Aim of the task:
From the records, return each line that has the word "badge" in it.

Top of Data for this task

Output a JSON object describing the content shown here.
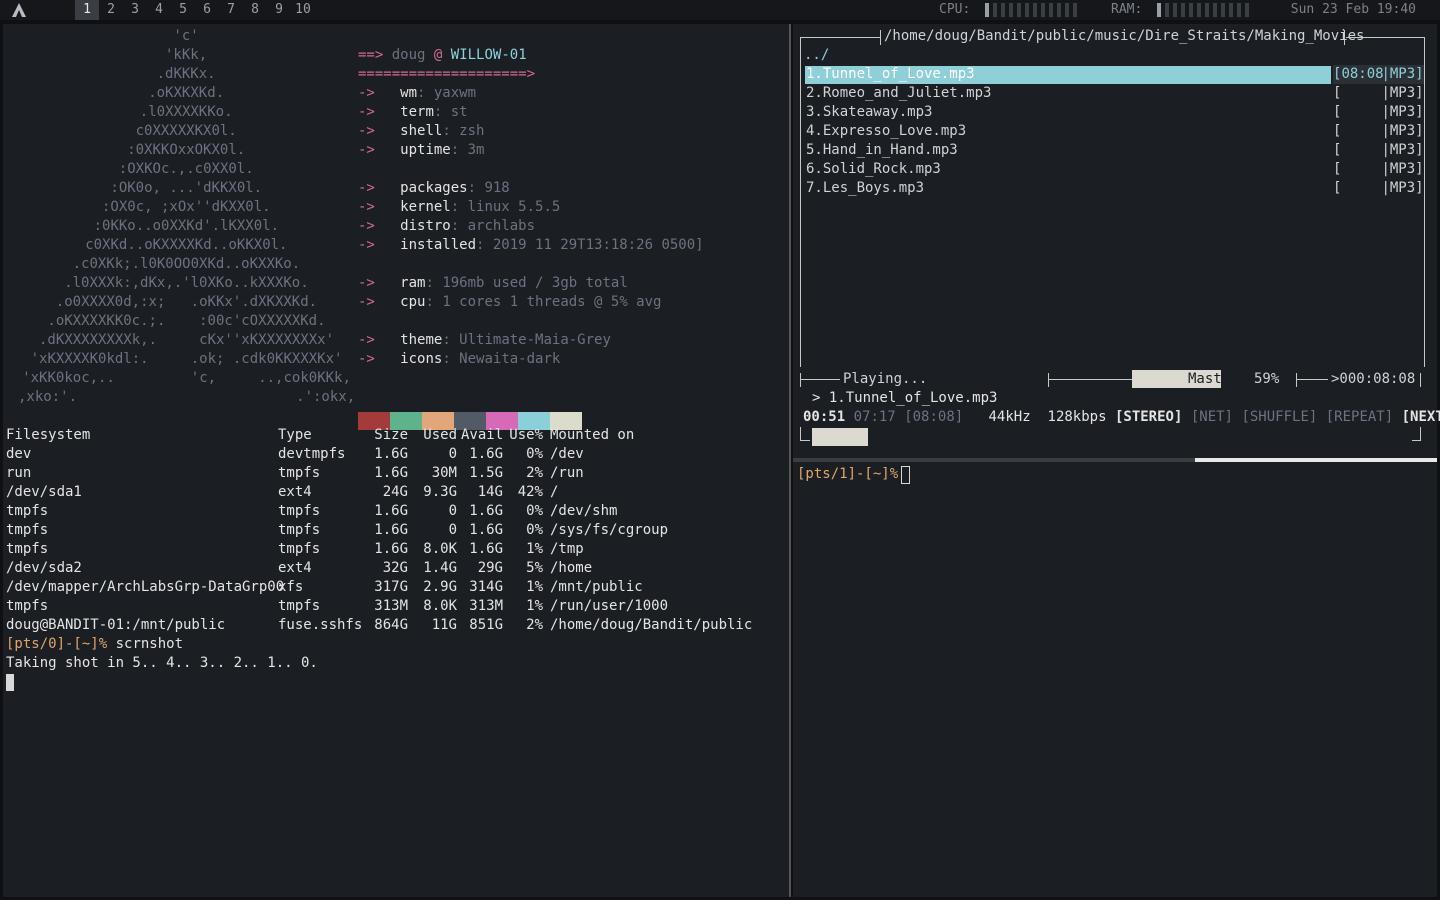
{
  "topbar": {
    "workspaces": [
      "1",
      "2",
      "3",
      "4",
      "5",
      "6",
      "7",
      "8",
      "9",
      "10"
    ],
    "active_workspace": "1",
    "cpu_label": "CPU:",
    "ram_label": "RAM:",
    "cpu_usage": 0.05,
    "ram_usage": 0.07,
    "clock": "Sun 23 Feb 19:40"
  },
  "colors": {
    "accent": "#8fcfd8",
    "prompt": "#e0a66b",
    "ascii_red": "#c65656"
  },
  "neofetch": {
    "ascii": [
      "'c'",
      "'kKk,",
      ".dKKKx.",
      ".oKXKXKd.",
      ".l0XXXXKKo.",
      "c0XXXXXKX0l.",
      ":0XKKOxxOKX0l.",
      ":OXKOc.,.c0XX0l.",
      ":OK0o, ...'dKKX0l.",
      ":OX0c, ;xOx''dKXX0l.",
      ":0KKo..o0XXKd'.lKXX0l.",
      "c0XKd..oKXXXXKd..oKKX0l.",
      ".c0XKk;.l0K0OO0XKd..oKXXKo.",
      ".l0XXXk:,dKx,.'l0XKo..kXXXKo.",
      ".o0XXXX0d,:x;   .oKKx'.dXKXXKd.",
      ".oKXXXXKK0c.;.    :00c'cOXXXXXKd.",
      ".dKXXXXXXXXk,.     cKx''xKXXXXXXXx'",
      "'xKXXXXK0kdl:.     .ok; .cdk0KKXXXKx'",
      "'xKK0koc,..         'c,     ..,cok0KKk,",
      ",xko:'.                          .':okx,"
    ],
    "header_arrow": "==>",
    "user": "doug",
    "at": "@",
    "host": "WILLOW-01",
    "underline": "====================>",
    "arrow": "->",
    "info": [
      {
        "key": "wm",
        "value": "yaxwm"
      },
      {
        "key": "term",
        "value": "st"
      },
      {
        "key": "shell",
        "value": "zsh"
      },
      {
        "key": "uptime",
        "value": "3m"
      },
      {
        "key": "packages",
        "value": "918"
      },
      {
        "key": "kernel",
        "value": "linux 5.5.5"
      },
      {
        "key": "distro",
        "value": "archlabs"
      },
      {
        "key": "installed",
        "value": "2019 11 29T13:18:26 0500]"
      },
      {
        "key": "ram",
        "value": "196mb used / 3gb total"
      },
      {
        "key": "cpu",
        "value": "1 cores 1 threads @ 5% avg"
      },
      {
        "key": "theme",
        "value": "Ultimate-Maia-Grey"
      },
      {
        "key": "icons",
        "value": "Newaita-dark"
      }
    ],
    "palette": [
      "#a33b3b",
      "#5fb38c",
      "#e3a57a",
      "#525a66",
      "#d769b9",
      "#8bcfd8",
      "#dcdccc"
    ]
  },
  "df": {
    "headers": [
      "Filesystem",
      "Type",
      "Size",
      "Used",
      "Avail",
      "Use%",
      "Mounted on"
    ],
    "rows": [
      [
        "dev",
        "devtmpfs",
        "1.6G",
        "0",
        "1.6G",
        "0%",
        "/dev"
      ],
      [
        "run",
        "tmpfs",
        "1.6G",
        "30M",
        "1.5G",
        "2%",
        "/run"
      ],
      [
        "/dev/sda1",
        "ext4",
        "24G",
        "9.3G",
        "14G",
        "42%",
        "/"
      ],
      [
        "tmpfs",
        "tmpfs",
        "1.6G",
        "0",
        "1.6G",
        "0%",
        "/dev/shm"
      ],
      [
        "tmpfs",
        "tmpfs",
        "1.6G",
        "0",
        "1.6G",
        "0%",
        "/sys/fs/cgroup"
      ],
      [
        "tmpfs",
        "tmpfs",
        "1.6G",
        "8.0K",
        "1.6G",
        "1%",
        "/tmp"
      ],
      [
        "/dev/sda2",
        "ext4",
        "32G",
        "1.4G",
        "29G",
        "5%",
        "/home"
      ],
      [
        "/dev/mapper/ArchLabsGrp-DataGrp00",
        "xfs",
        "317G",
        "2.9G",
        "314G",
        "1%",
        "/mnt/public"
      ],
      [
        "tmpfs",
        "tmpfs",
        "313M",
        "8.0K",
        "313M",
        "1%",
        "/run/user/1000"
      ],
      [
        "doug@BANDIT-01:/mnt/public",
        "fuse.sshfs",
        "864G",
        "11G",
        "851G",
        "2%",
        "/home/doug/Bandit/public"
      ]
    ]
  },
  "shell1": {
    "prompt": "[pts/0]-[~]%",
    "command": "scrnshot",
    "output": "Taking shot in 5.. 4.. 3.. 2.. 1.. 0."
  },
  "ncmpcpp": {
    "path": "/home/doug/Bandit/public/music/Dire_Straits/Making_Movies",
    "parent": "../",
    "tracks": [
      {
        "name": "1.Tunnel_of_Love.mp3",
        "time": "08:08",
        "fmt": "MP3"
      },
      {
        "name": "2.Romeo_and_Juliet.mp3",
        "time": "",
        "fmt": "MP3"
      },
      {
        "name": "3.Skateaway.mp3",
        "time": "",
        "fmt": "MP3"
      },
      {
        "name": "4.Expresso_Love.mp3",
        "time": "",
        "fmt": "MP3"
      },
      {
        "name": "5.Hand_in_Hand.mp3",
        "time": "",
        "fmt": "MP3"
      },
      {
        "name": "6.Solid_Rock.mp3",
        "time": "",
        "fmt": "MP3"
      },
      {
        "name": "7.Les_Boys.mp3",
        "time": "",
        "fmt": "MP3"
      }
    ],
    "status": "Playing...",
    "volume_label": "Master",
    "volume_pct": "59%",
    "volume": 0.59,
    "total_time": ">000:08:08",
    "now_playing": "> 1.Tunnel_of_Love.mp3",
    "elapsed": "00:51",
    "remaining": "07:17",
    "total": "[08:08]",
    "rate": "44kHz",
    "bitrate": "128kbps",
    "stereo": "[STEREO]",
    "net": "[NET]",
    "shuffle": "[SHUFFLE]",
    "repeat": "[REPEAT]",
    "next": "[NEXT]",
    "progress": 0.1
  },
  "shell2": {
    "prompt": "[pts/1]-[~]%"
  }
}
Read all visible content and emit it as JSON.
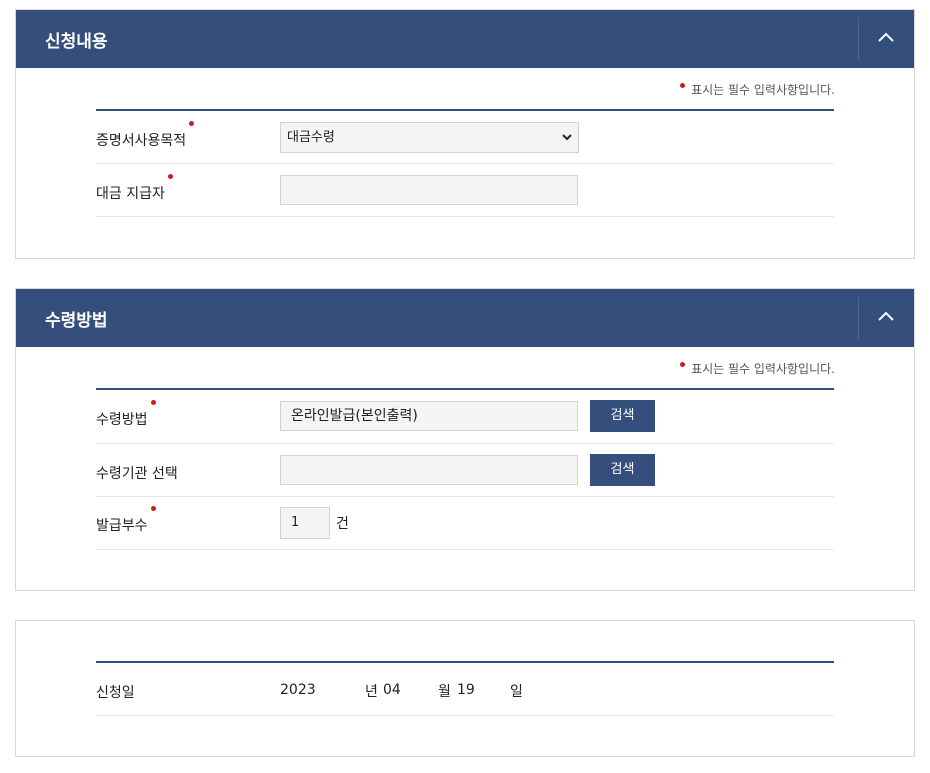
{
  "required_note": "표시는 필수 입력사항입니다.",
  "section1": {
    "title": "신청내용",
    "purpose_label": "증명서사용목적",
    "purpose_value": "대금수령",
    "payer_label": "대금 지급자",
    "payer_value": ""
  },
  "section2": {
    "title": "수령방법",
    "method_label": "수령방법",
    "method_value": "온라인발급(본인출력)",
    "search_label": "검색",
    "agency_label": "수령기관 선택",
    "agency_value": "",
    "copies_label": "발급부수",
    "copies_value": "1",
    "copies_unit": "건"
  },
  "section3": {
    "date_label": "신청일",
    "year": "2023",
    "year_unit": "년",
    "month": "04",
    "month_unit": "월",
    "day": "19",
    "day_unit": "일"
  }
}
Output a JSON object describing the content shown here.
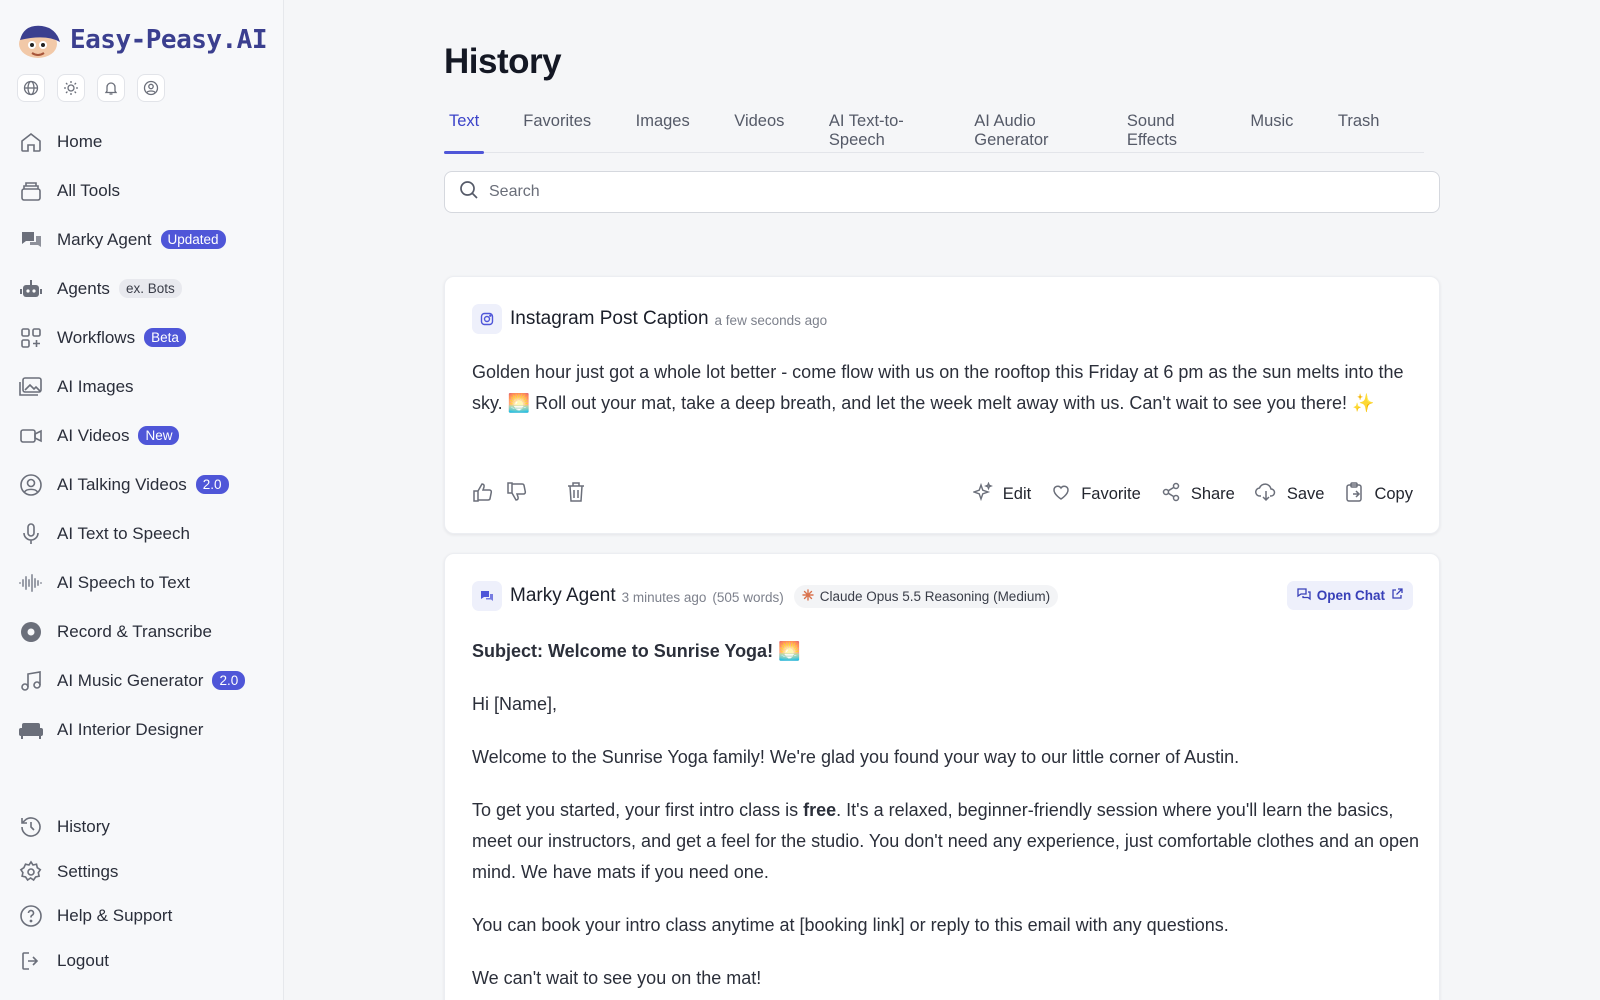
{
  "brand": {
    "name": "Easy-Peasy.AI"
  },
  "sidebar": {
    "quick_icons": [
      "globe-icon",
      "sun-icon",
      "bell-icon",
      "user-circle-icon"
    ],
    "items": [
      {
        "label": "Home",
        "icon": "home-icon"
      },
      {
        "label": "All Tools",
        "icon": "tools-icon"
      },
      {
        "label": "Marky Agent",
        "icon": "chat-icon",
        "badge": "Updated"
      },
      {
        "label": "Agents",
        "icon": "robot-icon",
        "badge": "ex. Bots"
      },
      {
        "label": "Workflows",
        "icon": "workflows-icon",
        "badge": "Beta"
      },
      {
        "label": "AI Images",
        "icon": "images-icon"
      },
      {
        "label": "AI Videos",
        "icon": "video-icon",
        "badge": "New"
      },
      {
        "label": "AI Talking Videos",
        "icon": "talking-icon",
        "badge": "2.0"
      },
      {
        "label": "AI Text to Speech",
        "icon": "microphone-icon"
      },
      {
        "label": "AI Speech to Text",
        "icon": "waveform-icon"
      },
      {
        "label": "Record & Transcribe",
        "icon": "record-icon"
      },
      {
        "label": "AI Music Generator",
        "icon": "music-icon",
        "badge": "2.0"
      },
      {
        "label": "AI Interior Designer",
        "icon": "sofa-icon"
      }
    ],
    "bottom": [
      {
        "label": "History",
        "icon": "history-icon"
      },
      {
        "label": "Settings",
        "icon": "gear-icon"
      },
      {
        "label": "Help & Support",
        "icon": "help-icon"
      },
      {
        "label": "Logout",
        "icon": "logout-icon"
      }
    ]
  },
  "main": {
    "title": "History",
    "tabs": [
      "Text",
      "Favorites",
      "Images",
      "Videos",
      "AI Text-to-Speech",
      "AI Audio Generator",
      "Sound Effects",
      "Music",
      "Trash"
    ],
    "active_tab": "Text",
    "search": {
      "placeholder": "Search",
      "value": ""
    },
    "cards": [
      {
        "tool": "Instagram Post Caption",
        "time": "a few seconds ago",
        "text": "Golden hour just got a whole lot better - come flow with us on the rooftop this Friday at 6 pm as the sun melts into the sky. 🌅 Roll out your mat, take a deep breath, and let the week melt away with us. Can't wait to see you there! ✨",
        "actions": [
          "Edit",
          "Favorite",
          "Share",
          "Save",
          "Copy"
        ]
      },
      {
        "tool": "Marky Agent",
        "time": "3 minutes ago",
        "words": "(505 words)",
        "model": "Claude Opus 5.5 Reasoning (Medium)",
        "open_chat": "Open Chat",
        "subject": "Subject: Welcome to Sunrise Yoga! 🌅",
        "greeting": "Hi [Name],",
        "p1": "Welcome to the Sunrise Yoga family! We're glad you found your way to our little corner of Austin.",
        "p2_a": "To get you started, your first intro class is ",
        "p2_b": "free",
        "p2_c": ". It's a relaxed, beginner-friendly session where you'll learn the basics, meet our instructors, and get a feel for the studio. You don't need any experience, just comfortable clothes and an open mind. We have mats if you need one.",
        "p3": "You can book your intro class anytime at [booking link] or reply to this email with any questions.",
        "p4": "We can't wait to see you on the mat!"
      }
    ]
  },
  "colors": {
    "accent": "#4f56d8",
    "brand_text": "#3b3f8f"
  }
}
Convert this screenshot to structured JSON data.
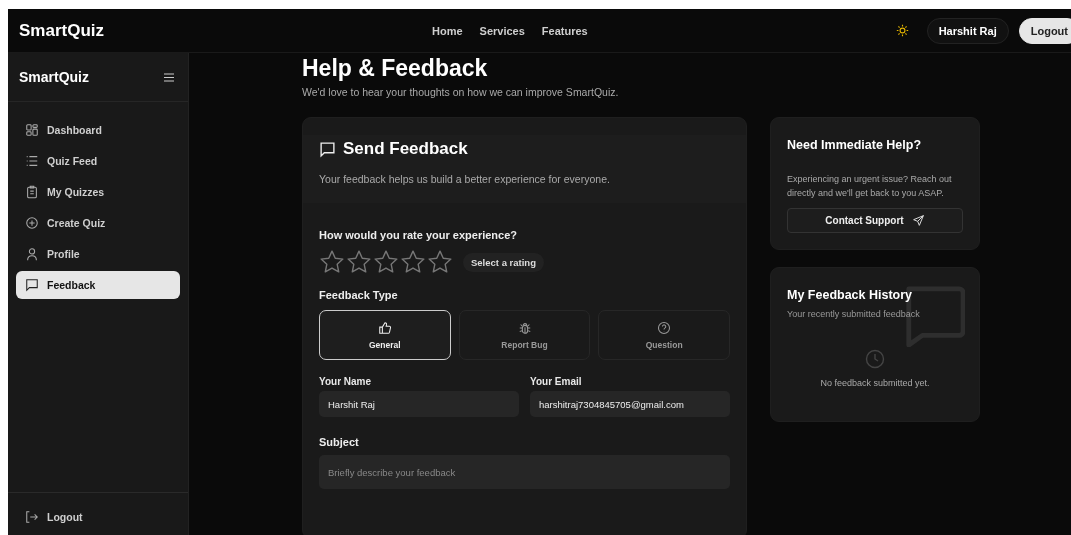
{
  "topbar": {
    "brand": "SmartQuiz",
    "nav": [
      "Home",
      "Services",
      "Features"
    ],
    "user": "Harshit Raj",
    "logout": "Logout"
  },
  "sidebar": {
    "brand": "SmartQuiz",
    "items": [
      {
        "label": "Dashboard",
        "kind": "grid",
        "selected": false
      },
      {
        "label": "Quiz Feed",
        "kind": "list",
        "selected": false
      },
      {
        "label": "My Quizzes",
        "kind": "clipboard",
        "selected": false
      },
      {
        "label": "Create Quiz",
        "kind": "plus",
        "selected": false
      },
      {
        "label": "Profile",
        "kind": "user",
        "selected": false
      },
      {
        "label": "Feedback",
        "kind": "chat",
        "selected": true
      }
    ],
    "logout": "Logout"
  },
  "page": {
    "title": "Help & Feedback",
    "subtitle": "We'd love to hear your thoughts on how we can improve SmartQuiz."
  },
  "feedback_form": {
    "title": "Send Feedback",
    "description": "Your feedback helps us build a better experience for everyone.",
    "rating_label": "How would you rate your experience?",
    "stars": 0,
    "rating_hint": "Select a rating",
    "type_label": "Feedback Type",
    "types": [
      {
        "label": "General",
        "kind": "thumb",
        "selected": true
      },
      {
        "label": "Report Bug",
        "kind": "bug",
        "selected": false
      },
      {
        "label": "Question",
        "kind": "question",
        "selected": false
      }
    ],
    "name_label": "Your Name",
    "name_value": "Harshit Raj",
    "email_label": "Your Email",
    "email_value": "harshitraj7304845705@gmail.com",
    "subject_label": "Subject",
    "subject_placeholder": "Briefly describe your feedback"
  },
  "help_card": {
    "title": "Need Immediate Help?",
    "text": "Experiencing an urgent issue? Reach out directly and we'll get back to you ASAP.",
    "button": "Contact Support"
  },
  "history_card": {
    "title": "My Feedback History",
    "subtitle": "Your recently submitted feedback",
    "empty": "No feedback submitted yet."
  }
}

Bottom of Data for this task

Answer to the problem:
        "badge": "Updated"
        "badge": "ex. Bots"
        "badge": "Beta"
        "badge": "New"
        "badge": "2.0"
        "badge": "2.0"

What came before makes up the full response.